Rhodes Was Maybe a Skrull The Whole Time: One of the big reveals of Secret Invasion is that Col. James Rhodes (Don Cheadle) has been a Skrull for an indeterminate amount of time. In a post-show interview, director Ali Selim has claimed he believes that Rhodes has been a Skrull since Captain America: Civil War. This would mean he was a Skrull for all of Avengers: Endgame.
I’m of two minds on this. On the one hand: this is a stunningly silly development. To the extent that the plot of Rhodes had any emotional resonance at all, it was as a long-time friend of Tony Stark’s. If he was actually being replaced by a Skrull (one who we learn virtually nothing about, btw) for the last few years of MCU plot, then it completely undercuts all of his major emotional beats.
On the other hand, Secret Invasion does not explicitly say how long Rhodes has been a Skrull and even Selim seems to acknowledge that the forces that be will leave it up to whoever makes the upcoming MCU film Armor Wars to decide.

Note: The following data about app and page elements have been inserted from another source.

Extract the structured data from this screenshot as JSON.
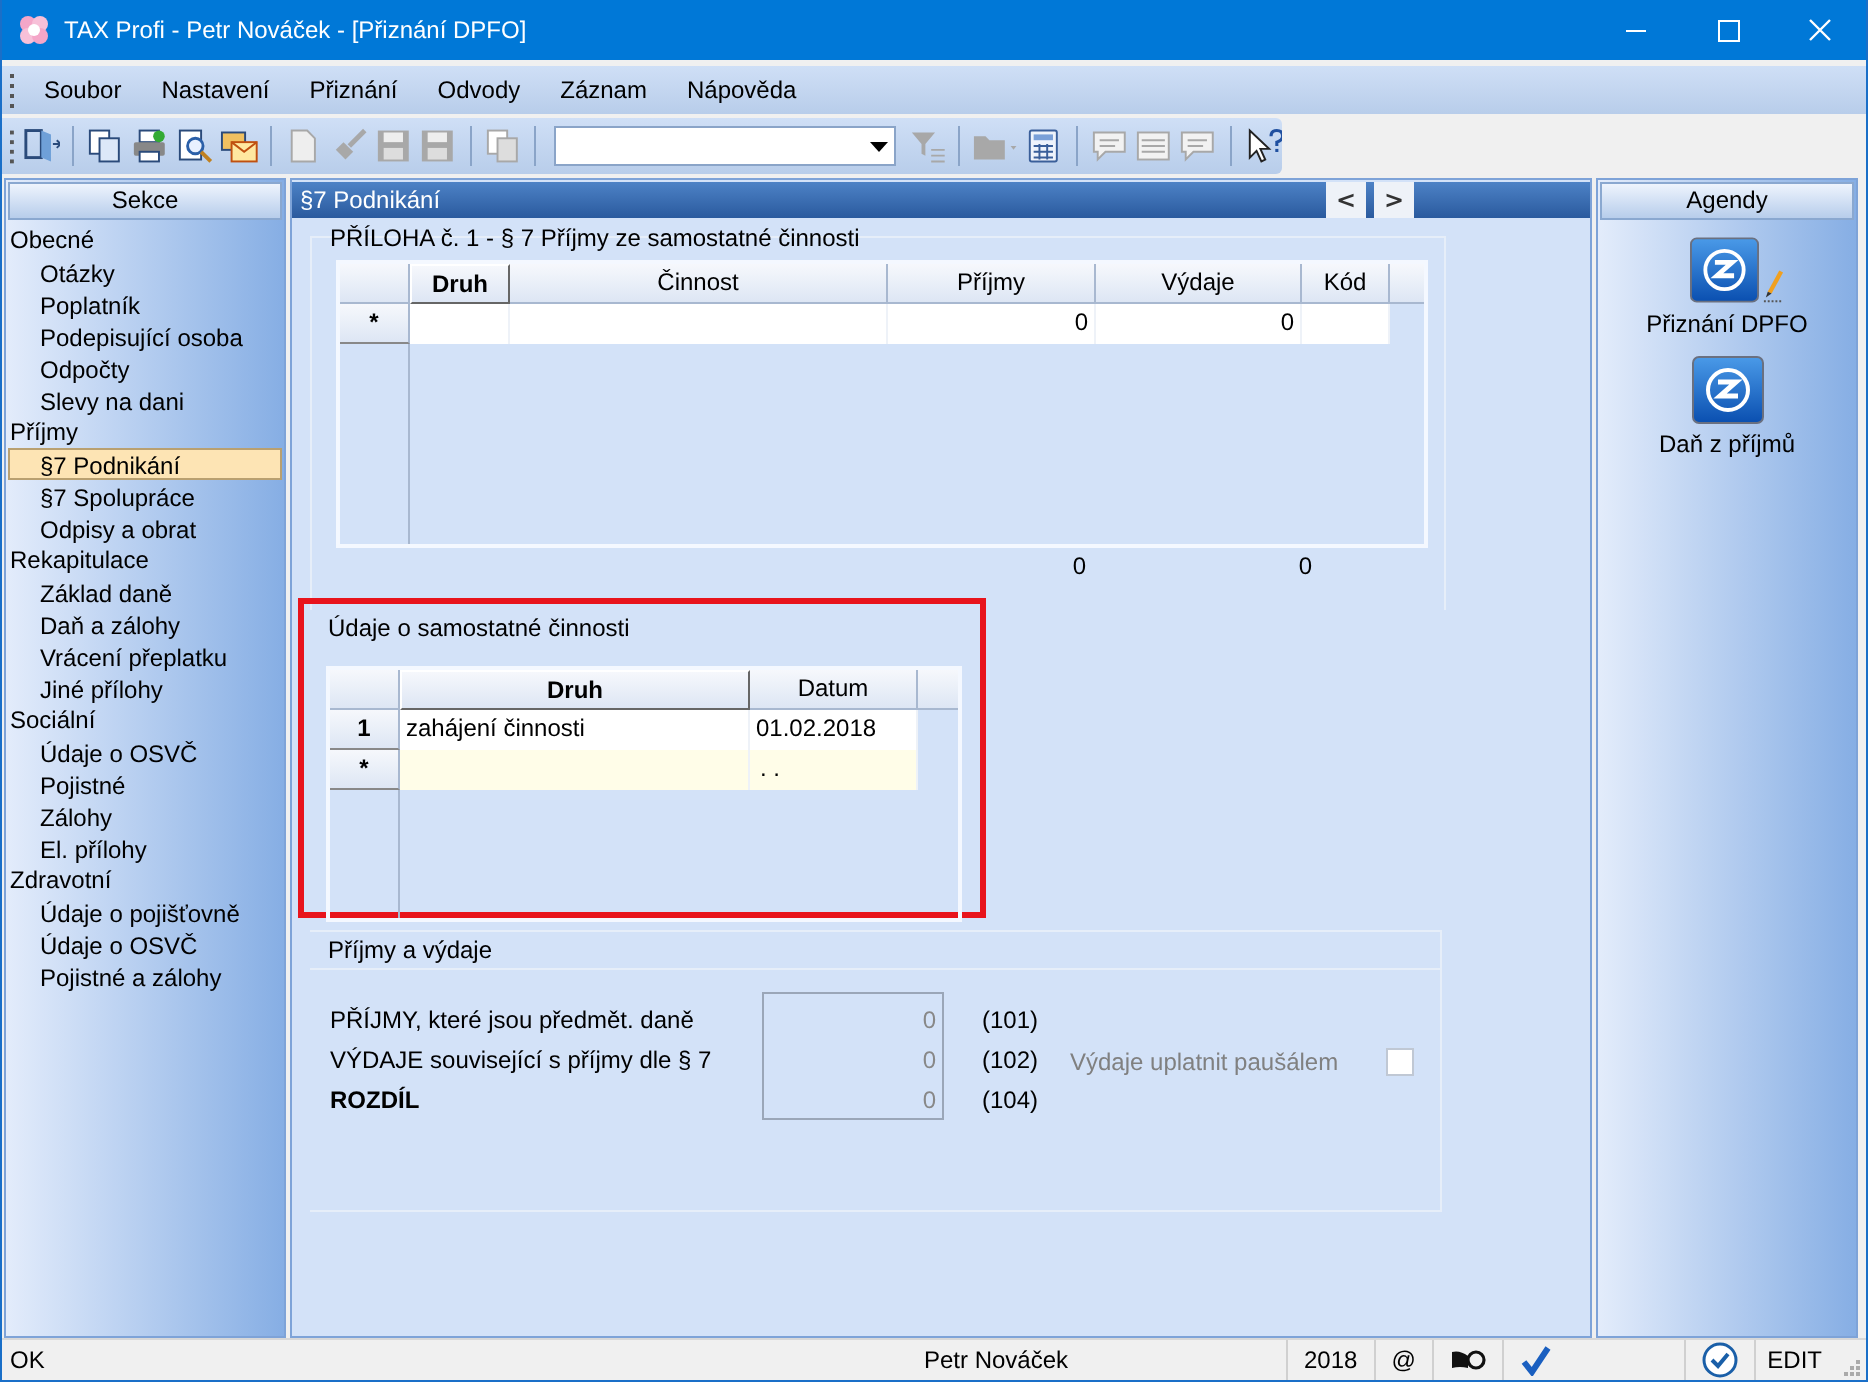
{
  "window": {
    "title": "TAX Profi - Petr Nováček - [Přiznání DPFO]"
  },
  "menu": [
    {
      "label": "Soubor"
    },
    {
      "label": "Nastavení"
    },
    {
      "label": "Přiznání"
    },
    {
      "label": "Odvody"
    },
    {
      "label": "Záznam"
    },
    {
      "label": "Nápověda"
    }
  ],
  "toolbar": [
    {
      "kind": "exit",
      "disabled": false
    },
    {
      "kind": "separator"
    },
    {
      "kind": "copy",
      "disabled": false
    },
    {
      "kind": "print",
      "disabled": false
    },
    {
      "kind": "preview",
      "disabled": false
    },
    {
      "kind": "mail",
      "disabled": false
    },
    {
      "kind": "separator"
    },
    {
      "kind": "page",
      "disabled": true
    },
    {
      "kind": "brush",
      "disabled": true
    },
    {
      "kind": "save",
      "disabled": true
    },
    {
      "kind": "save",
      "disabled": true
    },
    {
      "kind": "separator"
    },
    {
      "kind": "copy",
      "disabled": true
    },
    {
      "kind": "separator"
    },
    {
      "kind": "combo"
    },
    {
      "kind": "filter",
      "disabled": true
    },
    {
      "kind": "separator"
    },
    {
      "kind": "folder",
      "disabled": true
    },
    {
      "kind": "calculator",
      "disabled": false
    },
    {
      "kind": "separator"
    },
    {
      "kind": "comment",
      "disabled": true
    },
    {
      "kind": "list",
      "disabled": true
    },
    {
      "kind": "comment",
      "disabled": true
    },
    {
      "kind": "separator"
    },
    {
      "kind": "help",
      "disabled": false
    }
  ],
  "sidebar": {
    "title": "Sekce",
    "items": [
      {
        "label": "Obecné",
        "children": [
          {
            "label": "Otázky",
            "selected": false
          },
          {
            "label": "Poplatník",
            "selected": false
          },
          {
            "label": "Podepisující osoba",
            "selected": false
          },
          {
            "label": "Odpočty",
            "selected": false
          },
          {
            "label": "Slevy na dani",
            "selected": false
          }
        ]
      },
      {
        "label": "Příjmy",
        "children": [
          {
            "label": "§7 Podnikání",
            "selected": true
          },
          {
            "label": "§7 Spolupráce",
            "selected": false
          },
          {
            "label": "Odpisy a obrat",
            "selected": false
          }
        ]
      },
      {
        "label": "Rekapitulace",
        "children": [
          {
            "label": "Základ daně",
            "selected": false
          },
          {
            "label": "Daň a zálohy",
            "selected": false
          },
          {
            "label": "Vrácení přeplatku",
            "selected": false
          },
          {
            "label": "Jiné přílohy",
            "selected": false
          }
        ]
      },
      {
        "label": "Sociální",
        "children": [
          {
            "label": "Údaje o OSVČ",
            "selected": false
          },
          {
            "label": "Pojistné",
            "selected": false
          },
          {
            "label": "Zálohy",
            "selected": false
          },
          {
            "label": "El. přílohy",
            "selected": false
          }
        ]
      },
      {
        "label": "Zdravotní",
        "children": [
          {
            "label": "Údaje o pojišťovně",
            "selected": false
          },
          {
            "label": "Údaje o OSVČ",
            "selected": false
          },
          {
            "label": "Pojistné a zálohy",
            "selected": false
          }
        ]
      }
    ]
  },
  "panel": {
    "title": "§7 Podnikání",
    "nav": [
      "<",
      ">"
    ]
  },
  "income_section": {
    "title": "PŘÍLOHA č. 1 - § 7 Příjmy ze samostatné činnosti",
    "columns": [
      "Druh",
      "Činnost",
      "Příjmy",
      "Výdaje",
      "Kód"
    ],
    "rows": [
      {
        "marker": "*",
        "new": false,
        "cells": [
          null,
          null,
          "0",
          "0",
          null
        ]
      }
    ],
    "totals": [
      "0",
      "0"
    ]
  },
  "activity_section": {
    "title": "Údaje o samostatné činnosti",
    "highlighted": true,
    "columns": [
      "Druh",
      "Datum"
    ],
    "rows": [
      {
        "marker": "1",
        "new": false,
        "cells": [
          "zahájení činnosti",
          "01.02.2018"
        ]
      },
      {
        "marker": "*",
        "new": true,
        "cells": [
          null,
          ". ."
        ]
      }
    ]
  },
  "summary_section": {
    "title": "Příjmy a výdaje",
    "rows": [
      {
        "label": "PŘÍJMY, které jsou předmět. daně",
        "bold": false,
        "value": "0",
        "code": "(101)"
      },
      {
        "label": "VÝDAJE související s příjmy dle § 7",
        "bold": false,
        "value": "0",
        "code": "(102)"
      },
      {
        "label": "ROZDÍL",
        "bold": true,
        "value": "0",
        "code": "(104)"
      }
    ],
    "flat_rate": {
      "label": "Výdaje uplatnit paušálem",
      "checked": false,
      "disabled": true
    }
  },
  "agendas": {
    "title": "Agendy",
    "items": [
      {
        "label": "Přiznání DPFO",
        "editing": true
      },
      {
        "label": "Daň z příjmů",
        "editing": false
      }
    ]
  },
  "status_bar": {
    "message": "OK",
    "user": "Petr Nováček",
    "year": "2018",
    "email": "@",
    "mode": "EDIT"
  }
}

In other words: Don’t worry too much, I doubt this development will actually have much of an impact.
Nick Fury Just Went Back To His Home Planet: In the finale of Secret Invasion, the Skrull version of Rhodes unsuccessfully attempts to kill President Ritson (Dermot Mulroney). Ritson’s response is to start exterminating anyone even suspected of being a Skrull. For a few moments, Secret Invasion roars to life as we see scenes of various public figures brutally executed. It seems as though we’re setting up for a much more interesting show, one that’s loaded with paranoia and intrigue!
And that’s when the show abruptly ends. Nick Fury returns to space because he’s going to help the Skrulls negotiate a piece with the Kree (a plot development that literally is introduced in the final 5 minutes of the show). Earth is burning but that doesn’t seem to bother Fury very much. He’s got stuff to do.
It’s a baffling decision for a character whose arc for this show was ostensibly supposed to be him coming to terms with the state in which he left Earth in the first place. It’s so thoughtless that it verges on character assassination. But hey, Fury needs to be back in space when The Marvels comes out, presumably, so he definitely can’t stay here.
Those are just a few of the biggest issues off the top of my head. The show has countless more problems, like the fact that Nick Fury barely mourns the death of Talos — a close, longtime friend. Or the fact that it turns out that Nick Fury had a wife this whole time who was a Skrull and we barely understand what their dynamic was. Or the fact that the one moment of actual emotional weight that occurs between the main villain, Gravik, and Fury is undercut by the reveal that G’iah (Emilia Clarke) was impersonating Fury. Or the fact that this is a real screengrab from the big fight in the finale.
Assuming it’s not delayed, The Marvels is currently on track to be released in November 2023. It promises to tie together the stories of multiple Marvel heroes: Monica Rambeau (first introduced in Captain Marvel and later WandaVision), Kamala Khan (Ms. Marvel) and Carole Danvers. It will also feature Nick Fury and presumably continue the story of Secret Invasion. I have no idea how it will do any or all of those things successfully but if Marvel TV series are to have any kind of creatively interesting future, they need to do a better job of either telling compelling, self-contained stories or doing world-building for the MCU that doesn’t thoughtlessly tear down what already came before.
If you enjoyed this post, please consider sharing it. And check out my conversation with Patrick Klepek about the finale on the Decoding TV podcast, as well as on YouTube below.